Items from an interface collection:
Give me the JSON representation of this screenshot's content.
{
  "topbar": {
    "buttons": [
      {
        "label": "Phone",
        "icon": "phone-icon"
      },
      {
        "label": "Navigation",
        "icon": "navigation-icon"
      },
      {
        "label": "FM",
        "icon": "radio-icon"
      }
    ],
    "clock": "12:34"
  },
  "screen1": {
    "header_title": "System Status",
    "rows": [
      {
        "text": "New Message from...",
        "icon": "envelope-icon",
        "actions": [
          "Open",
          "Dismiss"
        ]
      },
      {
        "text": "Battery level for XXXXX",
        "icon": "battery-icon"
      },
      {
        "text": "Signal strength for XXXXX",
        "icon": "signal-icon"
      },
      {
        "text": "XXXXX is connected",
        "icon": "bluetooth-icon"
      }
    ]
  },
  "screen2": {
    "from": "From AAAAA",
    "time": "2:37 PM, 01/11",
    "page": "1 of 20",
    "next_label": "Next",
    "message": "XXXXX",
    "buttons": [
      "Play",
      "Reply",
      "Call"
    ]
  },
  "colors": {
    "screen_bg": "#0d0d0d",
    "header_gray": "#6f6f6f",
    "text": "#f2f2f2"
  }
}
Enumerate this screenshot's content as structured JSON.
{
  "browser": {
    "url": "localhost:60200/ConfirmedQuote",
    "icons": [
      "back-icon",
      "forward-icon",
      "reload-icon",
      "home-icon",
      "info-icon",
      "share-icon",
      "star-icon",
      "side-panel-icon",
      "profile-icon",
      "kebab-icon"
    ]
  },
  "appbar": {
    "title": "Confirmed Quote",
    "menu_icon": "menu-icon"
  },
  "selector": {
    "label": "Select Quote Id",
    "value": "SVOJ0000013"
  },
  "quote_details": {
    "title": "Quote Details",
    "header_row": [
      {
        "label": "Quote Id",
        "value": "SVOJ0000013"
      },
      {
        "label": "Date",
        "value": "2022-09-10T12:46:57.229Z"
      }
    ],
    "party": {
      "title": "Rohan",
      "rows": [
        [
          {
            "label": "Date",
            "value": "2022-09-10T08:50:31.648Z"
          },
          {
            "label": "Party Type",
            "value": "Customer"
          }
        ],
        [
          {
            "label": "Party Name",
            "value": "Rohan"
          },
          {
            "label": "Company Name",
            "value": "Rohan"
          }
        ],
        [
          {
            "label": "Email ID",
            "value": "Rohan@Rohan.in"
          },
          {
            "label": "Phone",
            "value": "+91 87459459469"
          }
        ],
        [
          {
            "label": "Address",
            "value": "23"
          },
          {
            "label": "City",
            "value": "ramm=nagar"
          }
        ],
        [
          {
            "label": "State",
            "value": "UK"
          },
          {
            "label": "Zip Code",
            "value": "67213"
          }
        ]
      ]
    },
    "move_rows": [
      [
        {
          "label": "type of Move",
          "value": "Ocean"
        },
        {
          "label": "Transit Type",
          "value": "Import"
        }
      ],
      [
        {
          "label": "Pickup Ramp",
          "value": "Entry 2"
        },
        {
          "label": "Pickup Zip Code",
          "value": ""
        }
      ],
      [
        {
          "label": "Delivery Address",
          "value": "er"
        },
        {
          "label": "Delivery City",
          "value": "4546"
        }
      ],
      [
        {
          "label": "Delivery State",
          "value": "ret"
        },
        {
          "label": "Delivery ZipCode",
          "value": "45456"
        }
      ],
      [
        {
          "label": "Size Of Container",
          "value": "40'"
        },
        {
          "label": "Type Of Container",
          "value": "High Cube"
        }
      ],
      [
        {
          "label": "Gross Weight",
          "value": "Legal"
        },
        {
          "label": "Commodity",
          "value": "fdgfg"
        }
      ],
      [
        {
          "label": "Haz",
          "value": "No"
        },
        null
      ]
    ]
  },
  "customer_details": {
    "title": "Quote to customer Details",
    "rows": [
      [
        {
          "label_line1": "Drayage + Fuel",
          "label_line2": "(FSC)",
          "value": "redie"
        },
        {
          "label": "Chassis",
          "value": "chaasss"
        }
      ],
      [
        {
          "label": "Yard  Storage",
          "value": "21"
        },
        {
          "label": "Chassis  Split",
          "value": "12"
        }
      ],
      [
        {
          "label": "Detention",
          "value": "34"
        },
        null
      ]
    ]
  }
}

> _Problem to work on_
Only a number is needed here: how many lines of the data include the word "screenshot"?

> _Completed exercise_
2